Hôtel du Pavillon

by Russ on March 25, 2014

Product
Hôtel du Pavillon
Type
Business Card
Reviewed by

on March 25, 2014
Rating
Summary
Creatively designed business card from the first half of the 1900s to help young enlisted men find their way in Paris.

There must be some fascinating history behind this, dare we say, antique business card. If you want your business card to be respected in perpetuity, go with Next Day Flyers Coupons from http://businesscarddesignreviews.com/next-day-flyers-coupon/ to get the image upgrade your company needs.

The YMCA’s logo stands at the top center of this card with the clarification, “American,” hovering above. Let’s start by letting you know, if you don’t know already, that YMCA stands for Young Men’s Christian Association.
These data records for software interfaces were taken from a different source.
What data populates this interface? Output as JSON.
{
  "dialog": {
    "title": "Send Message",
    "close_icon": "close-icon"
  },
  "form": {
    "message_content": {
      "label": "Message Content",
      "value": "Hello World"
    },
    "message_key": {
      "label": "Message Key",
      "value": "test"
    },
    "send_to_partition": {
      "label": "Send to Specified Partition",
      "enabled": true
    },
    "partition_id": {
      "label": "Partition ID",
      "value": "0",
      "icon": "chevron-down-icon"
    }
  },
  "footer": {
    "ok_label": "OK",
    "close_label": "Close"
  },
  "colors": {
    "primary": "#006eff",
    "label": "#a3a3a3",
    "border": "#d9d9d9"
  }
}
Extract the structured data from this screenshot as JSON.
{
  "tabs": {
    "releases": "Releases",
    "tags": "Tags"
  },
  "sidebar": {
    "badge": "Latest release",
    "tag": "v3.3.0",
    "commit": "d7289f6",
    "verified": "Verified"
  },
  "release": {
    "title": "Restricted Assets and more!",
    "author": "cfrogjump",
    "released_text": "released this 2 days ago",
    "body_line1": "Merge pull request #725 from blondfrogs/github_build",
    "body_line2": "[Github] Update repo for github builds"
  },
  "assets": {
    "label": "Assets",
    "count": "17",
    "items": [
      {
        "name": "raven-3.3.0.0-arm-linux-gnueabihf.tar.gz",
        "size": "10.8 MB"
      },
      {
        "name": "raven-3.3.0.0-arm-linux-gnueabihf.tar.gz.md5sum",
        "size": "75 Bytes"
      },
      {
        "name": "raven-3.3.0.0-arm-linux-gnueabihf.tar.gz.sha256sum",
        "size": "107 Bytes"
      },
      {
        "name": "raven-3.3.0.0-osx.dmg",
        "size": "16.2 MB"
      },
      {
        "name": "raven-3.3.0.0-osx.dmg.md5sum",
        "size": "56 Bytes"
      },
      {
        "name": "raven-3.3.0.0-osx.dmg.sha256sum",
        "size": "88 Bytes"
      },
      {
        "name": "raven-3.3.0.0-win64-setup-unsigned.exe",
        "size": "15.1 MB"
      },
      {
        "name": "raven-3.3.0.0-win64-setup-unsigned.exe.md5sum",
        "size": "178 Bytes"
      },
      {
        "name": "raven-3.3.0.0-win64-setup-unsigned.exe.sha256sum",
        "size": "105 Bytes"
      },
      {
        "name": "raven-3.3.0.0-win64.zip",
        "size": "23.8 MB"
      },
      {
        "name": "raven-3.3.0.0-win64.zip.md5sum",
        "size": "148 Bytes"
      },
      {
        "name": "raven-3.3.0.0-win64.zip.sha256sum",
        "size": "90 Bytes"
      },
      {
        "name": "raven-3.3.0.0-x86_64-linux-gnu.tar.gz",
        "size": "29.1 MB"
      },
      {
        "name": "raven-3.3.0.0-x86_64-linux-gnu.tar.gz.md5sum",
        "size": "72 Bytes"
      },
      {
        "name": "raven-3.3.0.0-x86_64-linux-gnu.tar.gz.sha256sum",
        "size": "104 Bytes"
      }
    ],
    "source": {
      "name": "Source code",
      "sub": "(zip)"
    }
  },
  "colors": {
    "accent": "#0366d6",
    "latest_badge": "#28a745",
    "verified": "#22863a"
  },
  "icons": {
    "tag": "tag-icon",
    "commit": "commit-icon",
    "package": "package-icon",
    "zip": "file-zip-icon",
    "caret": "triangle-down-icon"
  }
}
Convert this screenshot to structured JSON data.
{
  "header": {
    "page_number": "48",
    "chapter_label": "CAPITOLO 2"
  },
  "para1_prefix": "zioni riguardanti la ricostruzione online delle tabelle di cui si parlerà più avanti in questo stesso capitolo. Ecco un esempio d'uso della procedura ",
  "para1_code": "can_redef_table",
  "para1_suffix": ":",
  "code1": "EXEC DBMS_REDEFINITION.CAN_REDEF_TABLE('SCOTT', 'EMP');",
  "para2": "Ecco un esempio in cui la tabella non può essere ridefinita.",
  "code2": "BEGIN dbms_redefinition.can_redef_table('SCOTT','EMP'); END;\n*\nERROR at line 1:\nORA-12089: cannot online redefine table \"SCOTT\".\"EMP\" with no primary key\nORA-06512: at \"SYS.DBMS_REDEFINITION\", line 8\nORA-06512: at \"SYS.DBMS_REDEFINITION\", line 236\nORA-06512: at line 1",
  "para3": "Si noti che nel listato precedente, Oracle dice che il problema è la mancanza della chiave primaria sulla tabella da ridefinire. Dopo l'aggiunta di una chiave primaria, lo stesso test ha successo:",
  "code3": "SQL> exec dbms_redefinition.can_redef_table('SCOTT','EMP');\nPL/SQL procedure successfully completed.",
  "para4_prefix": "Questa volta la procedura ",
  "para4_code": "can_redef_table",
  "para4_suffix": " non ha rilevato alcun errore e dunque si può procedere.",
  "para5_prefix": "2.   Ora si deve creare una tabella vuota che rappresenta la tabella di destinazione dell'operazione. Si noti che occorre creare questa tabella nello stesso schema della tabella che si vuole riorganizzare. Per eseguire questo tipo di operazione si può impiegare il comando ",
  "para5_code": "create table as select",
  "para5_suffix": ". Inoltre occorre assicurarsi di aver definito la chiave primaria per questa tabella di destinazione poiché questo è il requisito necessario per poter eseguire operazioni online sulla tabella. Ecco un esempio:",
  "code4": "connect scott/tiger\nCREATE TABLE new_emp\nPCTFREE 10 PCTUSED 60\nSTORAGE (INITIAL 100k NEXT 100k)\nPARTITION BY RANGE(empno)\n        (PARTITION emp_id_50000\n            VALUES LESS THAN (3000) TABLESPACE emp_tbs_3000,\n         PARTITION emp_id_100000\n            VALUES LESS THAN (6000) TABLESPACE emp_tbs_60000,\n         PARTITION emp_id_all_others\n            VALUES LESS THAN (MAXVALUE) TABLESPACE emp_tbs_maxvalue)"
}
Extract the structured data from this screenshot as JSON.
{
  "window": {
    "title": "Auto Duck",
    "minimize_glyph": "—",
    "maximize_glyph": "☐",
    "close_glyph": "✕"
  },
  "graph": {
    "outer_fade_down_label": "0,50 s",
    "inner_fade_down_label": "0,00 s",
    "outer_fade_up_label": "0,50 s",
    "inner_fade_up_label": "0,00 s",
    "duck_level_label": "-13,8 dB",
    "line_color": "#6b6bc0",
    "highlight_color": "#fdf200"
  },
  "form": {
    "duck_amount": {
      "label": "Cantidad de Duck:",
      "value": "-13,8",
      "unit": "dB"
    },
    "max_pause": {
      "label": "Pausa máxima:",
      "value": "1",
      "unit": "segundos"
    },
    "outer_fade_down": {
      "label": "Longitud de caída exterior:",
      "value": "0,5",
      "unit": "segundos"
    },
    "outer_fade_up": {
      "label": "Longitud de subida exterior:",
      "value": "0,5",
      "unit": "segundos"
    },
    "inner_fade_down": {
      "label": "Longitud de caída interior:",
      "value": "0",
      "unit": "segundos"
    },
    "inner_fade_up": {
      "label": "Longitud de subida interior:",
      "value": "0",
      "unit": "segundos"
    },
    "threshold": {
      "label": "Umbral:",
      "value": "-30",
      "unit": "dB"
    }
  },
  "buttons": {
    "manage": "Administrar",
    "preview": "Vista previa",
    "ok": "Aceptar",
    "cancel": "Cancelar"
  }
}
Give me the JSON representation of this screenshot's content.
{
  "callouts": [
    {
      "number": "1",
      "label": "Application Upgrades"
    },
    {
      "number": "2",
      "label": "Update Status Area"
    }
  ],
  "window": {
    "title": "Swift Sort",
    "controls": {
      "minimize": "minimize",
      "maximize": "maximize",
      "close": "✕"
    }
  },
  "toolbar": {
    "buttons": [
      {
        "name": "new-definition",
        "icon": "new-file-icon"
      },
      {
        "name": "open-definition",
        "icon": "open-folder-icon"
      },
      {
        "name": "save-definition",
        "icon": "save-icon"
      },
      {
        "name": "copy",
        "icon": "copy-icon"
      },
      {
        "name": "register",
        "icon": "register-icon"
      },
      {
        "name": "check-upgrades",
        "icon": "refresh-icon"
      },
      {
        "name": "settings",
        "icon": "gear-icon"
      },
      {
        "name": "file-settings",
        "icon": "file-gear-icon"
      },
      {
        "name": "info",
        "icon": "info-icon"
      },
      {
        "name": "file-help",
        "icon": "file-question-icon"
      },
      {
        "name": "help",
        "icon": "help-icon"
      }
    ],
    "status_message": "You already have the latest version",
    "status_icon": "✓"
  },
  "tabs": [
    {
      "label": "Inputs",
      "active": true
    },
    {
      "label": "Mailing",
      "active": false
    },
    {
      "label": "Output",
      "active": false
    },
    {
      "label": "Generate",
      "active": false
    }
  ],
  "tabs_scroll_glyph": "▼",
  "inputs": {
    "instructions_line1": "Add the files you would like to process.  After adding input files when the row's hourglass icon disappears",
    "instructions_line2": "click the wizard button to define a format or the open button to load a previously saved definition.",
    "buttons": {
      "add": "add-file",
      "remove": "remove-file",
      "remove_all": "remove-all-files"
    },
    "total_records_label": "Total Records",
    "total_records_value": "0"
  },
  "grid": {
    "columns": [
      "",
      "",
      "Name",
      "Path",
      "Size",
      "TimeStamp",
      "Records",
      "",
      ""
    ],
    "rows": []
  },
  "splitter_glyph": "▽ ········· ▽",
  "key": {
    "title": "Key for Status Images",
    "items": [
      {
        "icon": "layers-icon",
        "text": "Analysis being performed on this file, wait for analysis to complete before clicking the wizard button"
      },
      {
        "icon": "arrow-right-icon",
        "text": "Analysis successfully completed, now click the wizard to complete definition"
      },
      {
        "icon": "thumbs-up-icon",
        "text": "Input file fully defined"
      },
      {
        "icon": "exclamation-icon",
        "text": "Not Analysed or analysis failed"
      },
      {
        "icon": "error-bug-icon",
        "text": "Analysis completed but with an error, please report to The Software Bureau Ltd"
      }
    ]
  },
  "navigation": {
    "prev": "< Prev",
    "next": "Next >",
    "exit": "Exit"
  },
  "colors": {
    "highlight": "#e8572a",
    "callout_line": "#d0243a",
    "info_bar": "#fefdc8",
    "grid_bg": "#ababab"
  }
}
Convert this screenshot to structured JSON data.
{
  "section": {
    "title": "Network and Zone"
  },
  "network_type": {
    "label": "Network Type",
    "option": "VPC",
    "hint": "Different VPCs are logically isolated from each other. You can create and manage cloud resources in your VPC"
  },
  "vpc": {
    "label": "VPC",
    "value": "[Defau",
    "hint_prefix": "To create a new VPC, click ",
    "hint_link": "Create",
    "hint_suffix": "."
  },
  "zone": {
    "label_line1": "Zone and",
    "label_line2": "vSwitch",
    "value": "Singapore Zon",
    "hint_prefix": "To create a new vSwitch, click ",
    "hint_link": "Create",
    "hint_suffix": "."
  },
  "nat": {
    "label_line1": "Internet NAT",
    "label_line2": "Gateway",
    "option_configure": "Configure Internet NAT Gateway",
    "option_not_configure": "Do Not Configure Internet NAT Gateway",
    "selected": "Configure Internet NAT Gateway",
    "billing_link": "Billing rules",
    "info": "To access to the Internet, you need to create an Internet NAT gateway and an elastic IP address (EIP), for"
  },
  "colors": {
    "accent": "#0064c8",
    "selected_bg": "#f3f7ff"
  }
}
Founded in 1844 in London and now worldwide, they seek to develop body, mind and spirit through the application of Christian principles. The Worldwide Alliance of YMCAs is headquartered in Geneva, Switzerland.

This YMCA is located in the extreme north of Paris, as we are told by the nearest métro station, St.-Denis. It is the Hôtel du Pavillon because historically a safe place for young men to stay was the primary function of the organization.

During the industrialization of England in the 19th century, the YMCA provided safe housing for the young men traveling from rural areas to London seeking work. At the time, taverns and brothels were the typical draws for young men. The founding of the YMCA was to provide healthy, Christian alternatives.

In 1855, a number of delegates from YMCAs in Europe and North America met in Paris for a conference to form a confederation. While each group remained independent, they agreed to a “common mission for all present and future YMCAs.”

So why American above the logo? Our best guess is that this particular YMCA may have been for American men in particular with English as the language spoken.

This seems to be somewhat supported as we move to the lower portion of the card where we find Hotel for Enlisted Men along with the address and phone number. A little more research uncovers that this YMCA was available to the soldiers as early as World War I.

How can we comment on the design of an antique ministry business card, discolored, folded and tattered? We can, in so much as we can say how wonderful that this YMCA had the wisdom to advertise their hotel.

Surely it was a treasured island available to enlisted men, probably American, during one of the most horrific wars the modern world has ever seen.

Much of the historical information was taken from Wikipedia, YMCA.

 

86-404-J Business Card, YMCA, Paris, WWI